Several months ago I wrote to you for the first time, and then, about 6 months later, wrote another letter when I thought mine would not get published. Then, imagine my surprise when I saw both letters published (about 3 weeks apart) as well as your responses to both. Here is one of them.
I could almost feel the desperation in my words, especially the first. You see, I am 58, a single parent, with a grown and married child with a family of his/her own. I left a pretty good job in 2008 to accept a (supposedly wonderful) position a recruiter told me about. Then, the company replaced me with the first candidate about 6 weeks later…and then, I got caught in the unemployment “mess” and was out of work for 11 months (yes, 11).
I collected unemployment, worked at part-time jobs and probably looked for a job harder than I ever did in my life.
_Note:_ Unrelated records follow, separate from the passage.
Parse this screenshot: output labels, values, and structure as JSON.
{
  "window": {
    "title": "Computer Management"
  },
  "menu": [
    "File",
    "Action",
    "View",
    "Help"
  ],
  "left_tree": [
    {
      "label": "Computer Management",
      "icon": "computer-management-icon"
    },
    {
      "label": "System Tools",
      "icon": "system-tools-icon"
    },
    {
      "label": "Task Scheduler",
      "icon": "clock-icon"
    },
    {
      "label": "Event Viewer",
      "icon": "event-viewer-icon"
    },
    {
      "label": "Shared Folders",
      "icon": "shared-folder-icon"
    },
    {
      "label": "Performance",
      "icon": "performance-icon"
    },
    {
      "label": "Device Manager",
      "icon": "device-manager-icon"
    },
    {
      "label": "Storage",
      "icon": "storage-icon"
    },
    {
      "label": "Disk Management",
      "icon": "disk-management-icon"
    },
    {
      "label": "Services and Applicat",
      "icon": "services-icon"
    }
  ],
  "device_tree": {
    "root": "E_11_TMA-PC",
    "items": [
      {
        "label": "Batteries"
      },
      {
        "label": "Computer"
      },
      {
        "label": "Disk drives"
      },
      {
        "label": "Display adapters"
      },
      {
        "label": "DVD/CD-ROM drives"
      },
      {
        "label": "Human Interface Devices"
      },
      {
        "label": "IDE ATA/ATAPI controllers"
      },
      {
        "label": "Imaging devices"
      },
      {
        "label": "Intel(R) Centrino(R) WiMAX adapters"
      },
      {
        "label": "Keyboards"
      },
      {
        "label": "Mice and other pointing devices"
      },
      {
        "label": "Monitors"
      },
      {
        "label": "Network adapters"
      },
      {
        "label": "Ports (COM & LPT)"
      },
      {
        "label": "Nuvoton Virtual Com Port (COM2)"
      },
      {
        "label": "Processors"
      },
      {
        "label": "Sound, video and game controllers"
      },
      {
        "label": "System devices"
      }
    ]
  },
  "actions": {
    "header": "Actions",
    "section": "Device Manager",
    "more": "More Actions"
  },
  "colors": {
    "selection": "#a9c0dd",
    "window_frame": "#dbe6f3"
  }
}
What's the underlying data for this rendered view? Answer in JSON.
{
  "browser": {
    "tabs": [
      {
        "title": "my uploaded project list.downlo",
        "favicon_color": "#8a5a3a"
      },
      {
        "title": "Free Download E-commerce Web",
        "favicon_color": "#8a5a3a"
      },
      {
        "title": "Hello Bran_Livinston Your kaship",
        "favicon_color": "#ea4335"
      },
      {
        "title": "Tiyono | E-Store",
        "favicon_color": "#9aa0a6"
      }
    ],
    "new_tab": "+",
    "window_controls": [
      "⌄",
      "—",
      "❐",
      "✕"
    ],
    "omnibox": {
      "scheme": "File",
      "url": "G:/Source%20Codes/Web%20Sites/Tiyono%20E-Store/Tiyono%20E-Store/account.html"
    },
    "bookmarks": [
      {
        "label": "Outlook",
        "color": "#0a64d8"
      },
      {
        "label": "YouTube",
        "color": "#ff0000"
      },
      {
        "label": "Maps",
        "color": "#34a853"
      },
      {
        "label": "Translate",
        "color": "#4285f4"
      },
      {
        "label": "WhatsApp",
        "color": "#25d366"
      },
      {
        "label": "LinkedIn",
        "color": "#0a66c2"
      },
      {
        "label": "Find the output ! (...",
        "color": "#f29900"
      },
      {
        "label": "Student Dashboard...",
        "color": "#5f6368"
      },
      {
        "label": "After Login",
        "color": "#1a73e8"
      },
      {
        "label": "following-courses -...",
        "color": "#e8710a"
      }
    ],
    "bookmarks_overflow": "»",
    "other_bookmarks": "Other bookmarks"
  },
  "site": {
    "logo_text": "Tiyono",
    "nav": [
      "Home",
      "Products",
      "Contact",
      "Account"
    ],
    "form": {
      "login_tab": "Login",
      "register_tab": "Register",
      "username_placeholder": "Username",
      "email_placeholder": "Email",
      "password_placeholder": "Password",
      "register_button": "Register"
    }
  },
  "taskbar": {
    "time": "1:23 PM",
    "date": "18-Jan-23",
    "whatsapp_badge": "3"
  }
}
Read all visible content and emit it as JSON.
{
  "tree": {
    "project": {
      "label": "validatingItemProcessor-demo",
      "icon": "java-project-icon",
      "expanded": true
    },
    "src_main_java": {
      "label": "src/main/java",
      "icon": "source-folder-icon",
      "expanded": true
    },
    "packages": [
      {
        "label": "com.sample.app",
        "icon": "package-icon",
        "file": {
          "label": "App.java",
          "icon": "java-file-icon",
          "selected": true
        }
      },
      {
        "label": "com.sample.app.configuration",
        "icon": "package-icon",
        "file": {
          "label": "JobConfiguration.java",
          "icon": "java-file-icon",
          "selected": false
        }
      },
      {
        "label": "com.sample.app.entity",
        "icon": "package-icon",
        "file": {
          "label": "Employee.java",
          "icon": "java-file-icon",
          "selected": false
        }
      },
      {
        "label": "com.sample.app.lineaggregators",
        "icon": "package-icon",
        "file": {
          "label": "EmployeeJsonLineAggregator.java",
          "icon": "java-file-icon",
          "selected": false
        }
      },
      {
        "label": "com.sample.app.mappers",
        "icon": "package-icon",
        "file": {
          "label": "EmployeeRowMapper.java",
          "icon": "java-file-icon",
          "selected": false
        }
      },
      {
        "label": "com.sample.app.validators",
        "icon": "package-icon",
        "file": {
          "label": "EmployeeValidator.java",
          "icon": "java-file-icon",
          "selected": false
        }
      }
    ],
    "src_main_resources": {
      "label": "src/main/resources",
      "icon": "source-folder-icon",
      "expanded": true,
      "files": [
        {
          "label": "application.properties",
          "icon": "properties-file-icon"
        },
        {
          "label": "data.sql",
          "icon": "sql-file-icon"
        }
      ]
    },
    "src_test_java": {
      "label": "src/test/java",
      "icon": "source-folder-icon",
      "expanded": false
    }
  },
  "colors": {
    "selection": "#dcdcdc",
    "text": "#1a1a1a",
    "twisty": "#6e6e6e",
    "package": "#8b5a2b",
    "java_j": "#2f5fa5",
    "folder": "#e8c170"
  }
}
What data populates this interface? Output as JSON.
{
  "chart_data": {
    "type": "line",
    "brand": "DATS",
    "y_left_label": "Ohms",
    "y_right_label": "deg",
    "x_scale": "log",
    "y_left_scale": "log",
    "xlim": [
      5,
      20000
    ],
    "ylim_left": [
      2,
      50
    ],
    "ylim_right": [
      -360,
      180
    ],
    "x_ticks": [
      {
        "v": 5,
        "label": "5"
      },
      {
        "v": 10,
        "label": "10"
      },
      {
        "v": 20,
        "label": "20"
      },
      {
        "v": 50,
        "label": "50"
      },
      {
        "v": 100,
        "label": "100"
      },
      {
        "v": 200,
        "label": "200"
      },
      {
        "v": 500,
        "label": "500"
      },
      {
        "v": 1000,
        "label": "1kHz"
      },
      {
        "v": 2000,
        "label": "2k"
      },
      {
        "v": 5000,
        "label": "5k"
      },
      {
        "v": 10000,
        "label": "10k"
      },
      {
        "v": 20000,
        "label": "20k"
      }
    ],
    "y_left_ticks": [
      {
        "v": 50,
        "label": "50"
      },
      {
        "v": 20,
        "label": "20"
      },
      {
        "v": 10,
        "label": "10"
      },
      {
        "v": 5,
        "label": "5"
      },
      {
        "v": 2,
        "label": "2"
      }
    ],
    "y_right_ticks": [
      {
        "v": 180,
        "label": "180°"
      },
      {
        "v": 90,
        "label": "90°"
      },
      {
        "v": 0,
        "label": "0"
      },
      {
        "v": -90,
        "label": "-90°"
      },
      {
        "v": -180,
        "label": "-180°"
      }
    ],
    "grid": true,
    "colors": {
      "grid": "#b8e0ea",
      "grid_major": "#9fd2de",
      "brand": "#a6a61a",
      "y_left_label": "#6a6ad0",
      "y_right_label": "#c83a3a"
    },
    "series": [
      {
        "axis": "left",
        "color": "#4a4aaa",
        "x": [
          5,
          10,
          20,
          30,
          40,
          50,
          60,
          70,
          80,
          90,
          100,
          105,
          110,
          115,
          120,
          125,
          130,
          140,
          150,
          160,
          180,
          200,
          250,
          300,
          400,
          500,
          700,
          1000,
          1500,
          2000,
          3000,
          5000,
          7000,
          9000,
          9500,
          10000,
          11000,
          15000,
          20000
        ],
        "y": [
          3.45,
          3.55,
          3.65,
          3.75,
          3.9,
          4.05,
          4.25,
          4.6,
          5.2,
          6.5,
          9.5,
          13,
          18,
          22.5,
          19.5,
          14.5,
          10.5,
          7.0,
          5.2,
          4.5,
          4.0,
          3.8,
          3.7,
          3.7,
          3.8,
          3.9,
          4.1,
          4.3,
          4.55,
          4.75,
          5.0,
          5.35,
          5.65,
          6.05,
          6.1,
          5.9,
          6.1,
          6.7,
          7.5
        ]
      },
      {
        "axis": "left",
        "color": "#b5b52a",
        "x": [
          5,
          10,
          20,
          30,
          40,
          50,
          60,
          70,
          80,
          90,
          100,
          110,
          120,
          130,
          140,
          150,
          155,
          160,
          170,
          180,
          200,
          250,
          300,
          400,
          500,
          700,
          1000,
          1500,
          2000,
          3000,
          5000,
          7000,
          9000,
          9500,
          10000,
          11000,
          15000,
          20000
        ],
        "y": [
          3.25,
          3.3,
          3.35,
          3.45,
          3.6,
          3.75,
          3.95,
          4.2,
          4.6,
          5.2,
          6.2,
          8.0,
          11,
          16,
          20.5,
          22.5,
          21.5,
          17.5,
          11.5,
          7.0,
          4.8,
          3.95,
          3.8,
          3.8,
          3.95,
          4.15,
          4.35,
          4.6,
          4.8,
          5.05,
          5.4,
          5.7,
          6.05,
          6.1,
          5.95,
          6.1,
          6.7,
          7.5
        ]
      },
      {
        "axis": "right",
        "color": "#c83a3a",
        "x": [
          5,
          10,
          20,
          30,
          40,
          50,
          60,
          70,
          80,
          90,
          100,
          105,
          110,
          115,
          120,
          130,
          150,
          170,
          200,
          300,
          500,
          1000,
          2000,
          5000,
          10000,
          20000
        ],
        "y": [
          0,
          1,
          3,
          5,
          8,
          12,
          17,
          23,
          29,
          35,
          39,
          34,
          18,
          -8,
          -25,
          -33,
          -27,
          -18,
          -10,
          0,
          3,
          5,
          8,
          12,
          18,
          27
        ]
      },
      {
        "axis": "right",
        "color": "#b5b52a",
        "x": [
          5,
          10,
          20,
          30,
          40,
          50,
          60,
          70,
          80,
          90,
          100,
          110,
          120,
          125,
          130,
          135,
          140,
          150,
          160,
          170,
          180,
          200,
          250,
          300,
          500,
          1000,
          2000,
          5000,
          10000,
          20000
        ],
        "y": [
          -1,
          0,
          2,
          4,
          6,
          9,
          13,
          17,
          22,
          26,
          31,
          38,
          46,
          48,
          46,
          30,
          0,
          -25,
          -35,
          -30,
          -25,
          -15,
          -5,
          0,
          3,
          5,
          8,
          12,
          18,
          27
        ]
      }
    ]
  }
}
I finally got hired (full-time) by a very large company. Again, a pretty good job. I could start to see the light at the end of the tunnel. It didn’t feel like a train…then, my company did some SERIOUS restructuring and I was out of work again, with no insurance (they let me go at the “89 day mark”) and even fought me over my unemployment claim, which I won.
I did my homework and had all my ducks in a row (as we say in the South) and was able to survive for a bit. Then, I took 2 part-time jobs again to make it, and again was offered a position. This time, though, I knew the recruiter personally as he was a friend of mine. I turned down the job offer 3 times and changed my mind. I made the “move’ and am doing well.
I feel much better now, and life finally has some promise. Because of a Chapter 13 “gone bad,” and a really inept attorney, my financial picture isn’t beautiful, but I have survived for almost 2 years, kept a roof over my head (my rent is almost 1000. and with my credit challenges, moving isn’t an option right now), and somehow made my car payment. I know things are going to improve, as I am living proof.
After getting my taxes done, I found out that last year I lived on only 22,000. Not much with rent of 950, and a car payment of 375. but I know now I can handle ALMOST anything.
Between a strong faith, some help from the church when needed (utility bills a couple of times) and some creative accounting/juggling, I survived.
Please tell your readers that even though it may seem hopeless, it almost ALWAYS will, and I was so depressed at one time I actually considered taking my own life. Can you believe it? For money? That’s paper…Who would want to kill over paper? I have been so close to being homeless that I got a letter from an attorney, asking me to move in 30 or so days. That was first time ever for something like this. I thought I would be sick when that happened. Well, I paid the late fees, and saved my apartment.
I have spent countless hours worrying about money and bills, and can actually see things changing for the better. I got audited from many years ago, and owe the IRS about 8000. but I am working on that, too. A friend of mine who owns a tax/bookkeeping business is helping me do an Offer in Compromise. I was to get almost 3000. back this year (school tuition helped/thanks to student loans) but I have to let IRS take it, but at least I may get the rest of the debt “forgiven.” I had almost run of out money for school, as I reached the aggregate level for my loans. Heck, I didn’t even know there was a limit! Anyway, I got a call from a friend of mine in charge at the school (I am a senior and I have only 6 classes left to finish my Bachelor’s) reminding me to apply for a particular scholarship. I had him proof the essay I wrote. Well, I though I would cry when I got the letter in the mail telling me I won 5000. to finish school (definitely not a scam!). This was the answer to my prayers.
I still may, in time, have to file bankruptcy, as I can’t file while the IRS is reviewing my case, but, by the grace of God, and several close friends who care about me, I am here, ALIVE and on the road to recovery. Please tell your readers to stay as connected as they can, to family, friends, employment specialists, business advisors, amd anyone in a position of influence who may be able to help them. Sometimes it’s a person who’s an expert in the field of resumes, sometimes it’s someone who is a expert networker and can introduce you to others in his/her sphere of influence, and sometimes (and quite often) it’s a friend or loved one to just listen, have a cup of coffee with, or just vent to. Find what works, know that it WON’T always be this bad, and there is ALWAYS a brighter day coming, even if several weeks away!
Also, please tell them to take NOTHING for granted. Each day is truly a gift and debt ia just that debt. Almost everyone has some and some is acceptable and some not. Please let them know that there is a 58 year old woman in the Southeast that has used up her retirement, has no life or health insurance, but is thankfully very healthy, and has a roof over her head, a car to drive, food on the table and car insurance in place (somethings are not a luxury!). The most important thing she has, however, is HOPE. God Bless you Steve, and I will update you as to my financial progress through the website.
You’ve learned a really valuable lesson that most often falls on deaf ears in the midst of financial turmoil, gratitude. Even in the most difficult days there is always something to be grateful for because no matter how bad things are, they could always be worse.
I’ve got a lot of hope for you my friend. You are well on your road to recovery and I’m so glad when you considered taking your own life over your debt, you didn’t. It would have been such a needless waste to see your life ended early over debt.
I’m so proud of you.